If I have heard it once, I have heard it a thousand times: “60 years ago when I started out, you could count on one hand how many 5 furlong races were run on the Eastern Seaboard.” That provocative statement comes straight from my Grandfather JB Cummings, who suggested I help him in one of his last efforts to instigate change in our local industry.
After finishing our satisfying purchases of 8 unbeaten yearlings from New Zealand Bloodstock’s 2014 Karaka sales, I agree that it is time the quality controllers of Australian horse racing take a more active role in developing, promoting and nurturing staying potential amongst our most valuable industry assets: the horses themselves.
Trainers in New South Wales would agree that there is no better place to develop and educate precocious and fast young horses than Sydney. Our training tracks, and, more importantly, our barrier trial systems are second to none in the world. Every fortnight at all the major tracks our young 2 and 3 year olds trial, under strict raceday conditions, over distances ranging from 740m through to, occasionally, 1200m. Our un-raced horses are getting smarter every year as trainers have identified the value of this system, and, from a personal viewpoint, horses like Eurozone and Shamalia are beginning to dispel the myth that ‘raced’ horses have such a quantum advantage in maidens against their ‘debutant’ opposition. Indeed, the best trainers Sydney has been blessed with over the past decade have been significant exponents of frequently trialling their horses a number of times: Size, Waterhouse, Hawkes, Snowden and Waller.
However, concerning the particular thoroughbreds in question, there is a distinct lack of equal service. Young, developing staying horses should get the opportunity to barrier trial over at least 1600m.The average sprinter can win or place in a barrier trial and provide hope to the horse’s owner, or even advertise himself to a potential new buyer. Conversely, the average stayer, which Bart and I know through 10 years of experience with these trials, cannot get within 10 lengths of the field.
The fall-out here is 3-fold:
1) Your owner becomes disparaged. Trials are a great social experience, measuring the potential of your horse against your friends and competitors. Such a beaten margin is impossible to deny through bad luck. It embarrasses the owner to the point where, at the next sale, he either refrains from buying another staying-bred horse, or he refuses to buy altogether. Consequently, the sale price of such horses continue to diminish or, at least, remain capped at the low end.
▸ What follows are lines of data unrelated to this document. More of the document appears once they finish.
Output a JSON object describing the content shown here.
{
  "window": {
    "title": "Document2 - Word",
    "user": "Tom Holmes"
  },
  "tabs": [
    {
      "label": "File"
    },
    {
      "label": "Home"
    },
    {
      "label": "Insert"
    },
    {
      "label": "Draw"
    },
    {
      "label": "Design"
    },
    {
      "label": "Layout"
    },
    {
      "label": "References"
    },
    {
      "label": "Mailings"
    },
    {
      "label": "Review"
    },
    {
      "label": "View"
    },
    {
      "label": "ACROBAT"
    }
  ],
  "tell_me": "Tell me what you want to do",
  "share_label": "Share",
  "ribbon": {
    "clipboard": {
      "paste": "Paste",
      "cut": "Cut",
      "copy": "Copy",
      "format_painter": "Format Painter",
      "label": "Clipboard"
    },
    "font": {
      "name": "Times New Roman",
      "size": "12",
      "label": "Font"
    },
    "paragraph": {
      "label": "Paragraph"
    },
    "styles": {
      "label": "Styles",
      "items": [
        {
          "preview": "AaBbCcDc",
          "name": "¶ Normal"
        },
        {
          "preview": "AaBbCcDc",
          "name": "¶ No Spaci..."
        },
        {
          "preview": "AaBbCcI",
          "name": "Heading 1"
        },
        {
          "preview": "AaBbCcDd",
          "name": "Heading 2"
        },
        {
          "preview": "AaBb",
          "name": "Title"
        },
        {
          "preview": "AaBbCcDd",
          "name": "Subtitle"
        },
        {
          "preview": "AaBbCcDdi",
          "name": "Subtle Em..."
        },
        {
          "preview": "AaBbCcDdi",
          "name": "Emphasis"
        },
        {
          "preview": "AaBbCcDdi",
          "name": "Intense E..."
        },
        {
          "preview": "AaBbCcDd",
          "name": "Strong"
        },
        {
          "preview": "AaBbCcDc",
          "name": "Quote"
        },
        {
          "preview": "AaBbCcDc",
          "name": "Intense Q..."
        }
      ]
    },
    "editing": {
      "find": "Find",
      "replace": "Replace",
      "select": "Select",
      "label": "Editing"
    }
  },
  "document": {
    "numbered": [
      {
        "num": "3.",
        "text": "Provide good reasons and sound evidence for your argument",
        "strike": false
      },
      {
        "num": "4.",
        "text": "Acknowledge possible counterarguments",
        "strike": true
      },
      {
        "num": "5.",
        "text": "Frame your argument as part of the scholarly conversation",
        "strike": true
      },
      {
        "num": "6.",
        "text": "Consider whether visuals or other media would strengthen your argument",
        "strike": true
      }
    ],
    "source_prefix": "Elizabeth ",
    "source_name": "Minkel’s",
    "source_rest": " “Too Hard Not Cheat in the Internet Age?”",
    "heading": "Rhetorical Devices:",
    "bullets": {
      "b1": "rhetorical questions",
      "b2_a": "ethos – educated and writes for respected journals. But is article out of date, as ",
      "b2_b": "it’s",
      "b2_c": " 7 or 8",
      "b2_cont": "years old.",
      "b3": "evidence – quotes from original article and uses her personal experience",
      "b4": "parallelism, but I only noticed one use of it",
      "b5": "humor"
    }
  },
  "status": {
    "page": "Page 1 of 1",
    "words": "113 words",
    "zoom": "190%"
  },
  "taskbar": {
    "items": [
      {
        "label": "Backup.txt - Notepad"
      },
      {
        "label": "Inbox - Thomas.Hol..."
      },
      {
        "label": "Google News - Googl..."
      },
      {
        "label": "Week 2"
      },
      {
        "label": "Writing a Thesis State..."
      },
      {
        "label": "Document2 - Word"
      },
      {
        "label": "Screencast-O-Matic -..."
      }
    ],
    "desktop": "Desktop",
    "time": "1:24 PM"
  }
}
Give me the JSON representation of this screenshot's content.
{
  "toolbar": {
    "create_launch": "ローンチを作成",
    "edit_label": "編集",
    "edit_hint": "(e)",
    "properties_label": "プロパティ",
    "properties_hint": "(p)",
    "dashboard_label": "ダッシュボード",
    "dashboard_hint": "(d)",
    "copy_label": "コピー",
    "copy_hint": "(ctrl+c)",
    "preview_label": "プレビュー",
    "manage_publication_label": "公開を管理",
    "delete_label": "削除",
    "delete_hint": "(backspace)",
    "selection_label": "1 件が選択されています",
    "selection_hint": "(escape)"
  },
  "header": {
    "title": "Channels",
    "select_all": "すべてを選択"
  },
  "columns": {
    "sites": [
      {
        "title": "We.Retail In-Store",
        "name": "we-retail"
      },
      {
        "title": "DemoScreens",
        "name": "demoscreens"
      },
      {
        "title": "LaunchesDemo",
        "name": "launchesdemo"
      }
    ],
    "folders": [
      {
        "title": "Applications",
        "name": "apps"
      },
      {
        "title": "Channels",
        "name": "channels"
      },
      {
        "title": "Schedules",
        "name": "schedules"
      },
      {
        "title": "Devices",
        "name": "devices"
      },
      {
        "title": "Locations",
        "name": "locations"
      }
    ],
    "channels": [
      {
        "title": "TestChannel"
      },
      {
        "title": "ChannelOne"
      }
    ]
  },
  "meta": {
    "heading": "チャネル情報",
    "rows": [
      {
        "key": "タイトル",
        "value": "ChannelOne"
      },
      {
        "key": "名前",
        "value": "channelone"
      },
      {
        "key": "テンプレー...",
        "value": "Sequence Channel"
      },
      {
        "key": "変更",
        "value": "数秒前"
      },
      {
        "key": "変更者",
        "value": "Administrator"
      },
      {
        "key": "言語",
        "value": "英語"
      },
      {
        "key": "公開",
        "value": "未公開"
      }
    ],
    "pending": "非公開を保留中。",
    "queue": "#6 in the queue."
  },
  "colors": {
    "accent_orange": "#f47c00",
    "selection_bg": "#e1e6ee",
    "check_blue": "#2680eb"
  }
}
2) The trainer is under pressure to assure that such a horse can still make an impression on the highly competitive Sydney racing scene. He must argue the trial is inconclusive. Friends and family of the owner will question the trainer’s incentives, and a relationship strain as a result is not uncommon from our observations.
3) In many stables, the horse then drops into the ‘bin’ in the eyes of a fraction of the staff and in the eyes of some trainers. Our stable promotes excellence for every horse, but you cannot deny the psychological relevance of brushing Grand Prince instead of Faint Perfume. Unfairly, those horses are thought, for the period in their lives involving rapid development, that they are ‘inferior’ to their peers, despite the fact that they have not been measure against their ‘true opposition’ (ie. Other staying horses). Furthermore, I interact with form experts and punters who advise me my horse is ‘no good’. My response is ‘wait and see’, but they dismiss it and refuse to admit they would ever put any money on such a slow animal.
Now race clubs have argued with us that “when 1200m trials are put on, we cannot fill them so we stopped doing it all the time”. This is true. But sprinters still trial over such distances, which undermines the relevance of the competition. Trainers will not put sprinters in mile trials, as it would be counter-intuitive to their horse’s ‘freshness’ and ‘natural speed’ before a first-up run. Consequently, those trials are filled with Group horses which great trainers such as Waterhouse and Waller fill with accomplished horses like Sookie and Red Tracer. Why would I butcher my young stayer against such class?
It pains us sometimes to risk buying an immature yearling by High Chaparral, Montjeu or Zabeel. We know that the ‘average’ one is going to take a long time before it begins to make an impression, and it will be in the ‘bin’ for its formative years in the minds of the people asscociated with it. My horse, Diamond Hunter, had to get well beaten in two 1050m trials before it produced a free-flowing 3rd 1st up at the provincials for my Apprentice Hannah Martin on Saturday at Newcastle. The horse’s SP was $20. That is not conducive to higher wagering turnover, which we know is vital to the economic health of our clubs and our whole administration. Had he won a 1600m barrier trial whilst under the tutelage of Bart Cummings, could anyone argue that he would not have promoted more interest in himself as a betting proposition, regardless of the result?
This concept may not be readily or immediately adopted by most trainers. But certainly, medium-range staying races in New South Wales could not be in a more unhealthy state right now. Perhaps it is time to refrain from lamenting that we cannot produce stayers, and act positively and authoritatively in order to develop and nurture these horses. Bart’s concept is only an idea for a new way of doing things. The philosophy, however, revolves around ensuring stayers born and bred in Australasia are saved from becoming irrelevant and ultimately obsolete. Hopefully you all believe it is a philosophy worth following.
By James A Cummings